* DATASET *
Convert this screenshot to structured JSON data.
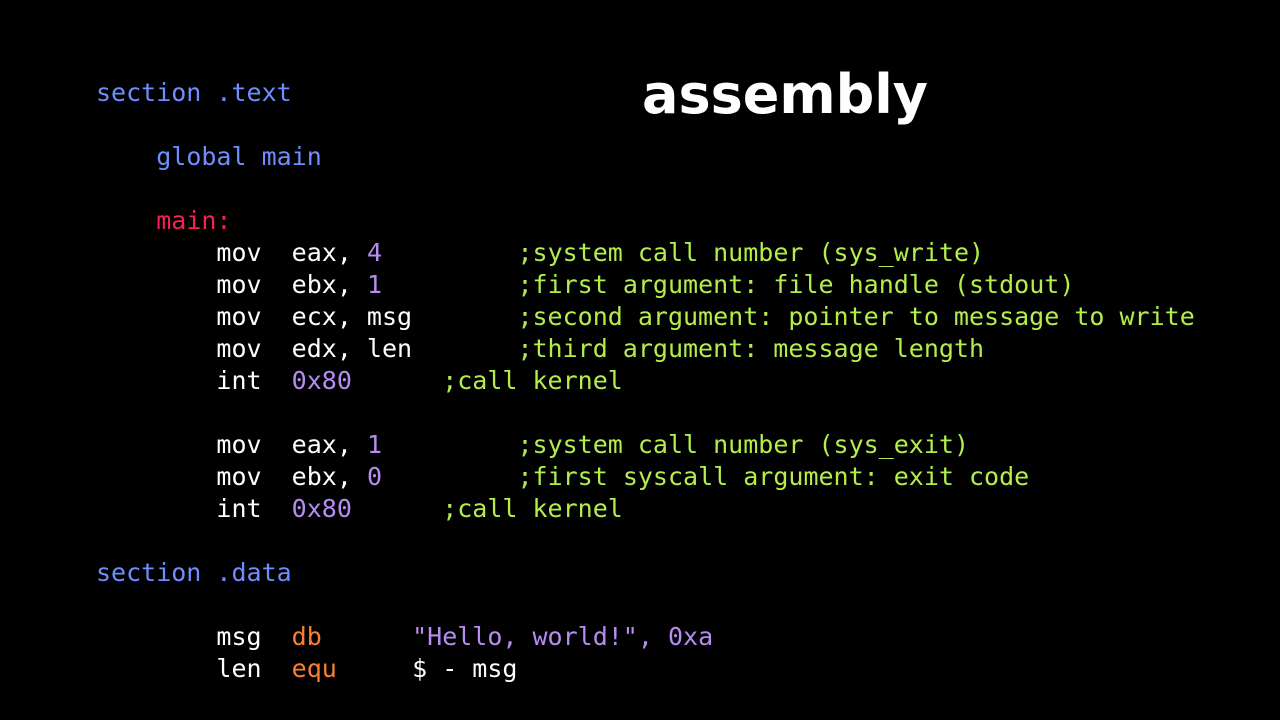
{
  "theme": {
    "background": "#000000",
    "title_color": "#ffffff",
    "directive_color": "#6e8eff",
    "label_color": "#f4224d",
    "plain_color": "#ffffff",
    "number_color": "#b68cf0",
    "string_color": "#b68cf0",
    "comment_color": "#b3ee4a",
    "pseudo_op_color": "#fd7f2e"
  },
  "title": "assembly",
  "code": {
    "language": "assembly",
    "lines": [
      {
        "id": "line-section-text",
        "tokens": [
          {
            "kind": "directive",
            "text": "section .text"
          }
        ]
      },
      {
        "id": "line-blank-1",
        "tokens": []
      },
      {
        "id": "line-global-main",
        "tokens": [
          {
            "kind": "plain",
            "text": "    "
          },
          {
            "kind": "directive",
            "text": "global main"
          }
        ]
      },
      {
        "id": "line-blank-2",
        "tokens": []
      },
      {
        "id": "line-label-main",
        "tokens": [
          {
            "kind": "plain",
            "text": "    "
          },
          {
            "kind": "label",
            "text": "main:"
          }
        ]
      },
      {
        "id": "line-mov-eax-4",
        "tokens": [
          {
            "kind": "plain",
            "text": "        mov  eax, "
          },
          {
            "kind": "num",
            "text": "4"
          },
          {
            "kind": "plain",
            "text": "         "
          },
          {
            "kind": "comment",
            "text": ";system call number (sys_write)"
          }
        ]
      },
      {
        "id": "line-mov-ebx-1",
        "tokens": [
          {
            "kind": "plain",
            "text": "        mov  ebx, "
          },
          {
            "kind": "num",
            "text": "1"
          },
          {
            "kind": "plain",
            "text": "         "
          },
          {
            "kind": "comment",
            "text": ";first argument: file handle (stdout)"
          }
        ]
      },
      {
        "id": "line-mov-ecx-msg",
        "tokens": [
          {
            "kind": "plain",
            "text": "        mov  ecx, msg       "
          },
          {
            "kind": "comment",
            "text": ";second argument: pointer to message to write"
          }
        ]
      },
      {
        "id": "line-mov-edx-len",
        "tokens": [
          {
            "kind": "plain",
            "text": "        mov  edx, len       "
          },
          {
            "kind": "comment",
            "text": ";third argument: message length"
          }
        ]
      },
      {
        "id": "line-int-80-a",
        "tokens": [
          {
            "kind": "plain",
            "text": "        int  "
          },
          {
            "kind": "num",
            "text": "0x80"
          },
          {
            "kind": "plain",
            "text": "      "
          },
          {
            "kind": "comment",
            "text": ";call kernel"
          }
        ]
      },
      {
        "id": "line-blank-3",
        "tokens": []
      },
      {
        "id": "line-mov-eax-1",
        "tokens": [
          {
            "kind": "plain",
            "text": "        mov  eax, "
          },
          {
            "kind": "num",
            "text": "1"
          },
          {
            "kind": "plain",
            "text": "         "
          },
          {
            "kind": "comment",
            "text": ";system call number (sys_exit)"
          }
        ]
      },
      {
        "id": "line-mov-ebx-0",
        "tokens": [
          {
            "kind": "plain",
            "text": "        mov  ebx, "
          },
          {
            "kind": "num",
            "text": "0"
          },
          {
            "kind": "plain",
            "text": "         "
          },
          {
            "kind": "comment",
            "text": ";first syscall argument: exit code"
          }
        ]
      },
      {
        "id": "line-int-80-b",
        "tokens": [
          {
            "kind": "plain",
            "text": "        int  "
          },
          {
            "kind": "num",
            "text": "0x80"
          },
          {
            "kind": "plain",
            "text": "      "
          },
          {
            "kind": "comment",
            "text": ";call kernel"
          }
        ]
      },
      {
        "id": "line-blank-4",
        "tokens": []
      },
      {
        "id": "line-section-data",
        "tokens": [
          {
            "kind": "directive",
            "text": "section .data"
          }
        ]
      },
      {
        "id": "line-blank-5",
        "tokens": []
      },
      {
        "id": "line-msg-db",
        "tokens": [
          {
            "kind": "plain",
            "text": "        msg  "
          },
          {
            "kind": "pseudo",
            "text": "db"
          },
          {
            "kind": "plain",
            "text": "      "
          },
          {
            "kind": "str",
            "text": "\"Hello, world!\", 0xa"
          }
        ]
      },
      {
        "id": "line-len-equ",
        "tokens": [
          {
            "kind": "plain",
            "text": "        len  "
          },
          {
            "kind": "pseudo",
            "text": "equ"
          },
          {
            "kind": "plain",
            "text": "     "
          },
          {
            "kind": "plain",
            "text": "$ - msg"
          }
        ]
      }
    ]
  }
}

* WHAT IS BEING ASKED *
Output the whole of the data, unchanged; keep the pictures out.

* EXERCISE SOLUTION *
Convert this screenshot to structured JSON data.
{
  "theme": {
    "background": "#000000",
    "title_color": "#ffffff",
    "directive_color": "#6e8eff",
    "label_color": "#f4224d",
    "plain_color": "#ffffff",
    "number_color": "#b68cf0",
    "string_color": "#b68cf0",
    "comment_color": "#b3ee4a",
    "pseudo_op_color": "#fd7f2e"
  },
  "title": "assembly",
  "code": {
    "language": "assembly",
    "lines": [
      {
        "id": "line-section-text",
        "tokens": [
          {
            "kind": "directive",
            "text": "section .text"
          }
        ]
      },
      {
        "id": "line-blank-1",
        "tokens": []
      },
      {
        "id": "line-global-main",
        "tokens": [
          {
            "kind": "plain",
            "text": "    "
          },
          {
            "kind": "directive",
            "text": "global main"
          }
        ]
      },
      {
        "id": "line-blank-2",
        "tokens": []
      },
      {
        "id": "line-label-main",
        "tokens": [
          {
            "kind": "plain",
            "text": "    "
          },
          {
            "kind": "label",
            "text": "main:"
          }
        ]
      },
      {
        "id": "line-mov-eax-4",
        "tokens": [
          {
            "kind": "plain",
            "text": "        mov  eax, "
          },
          {
            "kind": "num",
            "text": "4"
          },
          {
            "kind": "plain",
            "text": "         "
          },
          {
            "kind": "comment",
            "text": ";system call number (sys_write)"
          }
        ]
      },
      {
        "id": "line-mov-ebx-1",
        "tokens": [
          {
            "kind": "plain",
            "text": "        mov  ebx, "
          },
          {
            "kind": "num",
            "text": "1"
          },
          {
            "kind": "plain",
            "text": "         "
          },
          {
            "kind": "comment",
            "text": ";first argument: file handle (stdout)"
          }
        ]
      },
      {
        "id": "line-mov-ecx-msg",
        "tokens": [
          {
            "kind": "plain",
            "text": "        mov  ecx, msg       "
          },
          {
            "kind": "comment",
            "text": ";second argument: pointer to message to write"
          }
        ]
      },
      {
        "id": "line-mov-edx-len",
        "tokens": [
          {
            "kind": "plain",
            "text": "        mov  edx, len       "
          },
          {
            "kind": "comment",
            "text": ";third argument: message length"
          }
        ]
      },
      {
        "id": "line-int-80-a",
        "tokens": [
          {
            "kind": "plain",
            "text": "        int  "
          },
          {
            "kind": "num",
            "text": "0x80"
          },
          {
            "kind": "plain",
            "text": "      "
          },
          {
            "kind": "comment",
            "text": ";call kernel"
          }
        ]
      },
      {
        "id": "line-blank-3",
        "tokens": []
      },
      {
        "id": "line-mov-eax-1",
        "tokens": [
          {
            "kind": "plain",
            "text": "        mov  eax, "
          },
          {
            "kind": "num",
            "text": "1"
          },
          {
            "kind": "plain",
            "text": "         "
          },
          {
            "kind": "comment",
            "text": ";system call number (sys_exit)"
          }
        ]
      },
      {
        "id": "line-mov-ebx-0",
        "tokens": [
          {
            "kind": "plain",
            "text": "        mov  ebx, "
          },
          {
            "kind": "num",
            "text": "0"
          },
          {
            "kind": "plain",
            "text": "         "
          },
          {
            "kind": "comment",
            "text": ";first syscall argument: exit code"
          }
        ]
      },
      {
        "id": "line-int-80-b",
        "tokens": [
          {
            "kind": "plain",
            "text": "        int  "
          },
          {
            "kind": "num",
            "text": "0x80"
          },
          {
            "kind": "plain",
            "text": "      "
          },
          {
            "kind": "comment",
            "text": ";call kernel"
          }
        ]
      },
      {
        "id": "line-blank-4",
        "tokens": []
      },
      {
        "id": "line-section-data",
        "tokens": [
          {
            "kind": "directive",
            "text": "section .data"
          }
        ]
      },
      {
        "id": "line-blank-5",
        "tokens": []
      },
      {
        "id": "line-msg-db",
        "tokens": [
          {
            "kind": "plain",
            "text": "        msg  "
          },
          {
            "kind": "pseudo",
            "text": "db"
          },
          {
            "kind": "plain",
            "text": "      "
          },
          {
            "kind": "str",
            "text": "\"Hello, world!\", 0xa"
          }
        ]
      },
      {
        "id": "line-len-equ",
        "tokens": [
          {
            "kind": "plain",
            "text": "        len  "
          },
          {
            "kind": "pseudo",
            "text": "equ"
          },
          {
            "kind": "plain",
            "text": "     "
          },
          {
            "kind": "plain",
            "text": "$ - msg"
          }
        ]
      }
    ]
  }
}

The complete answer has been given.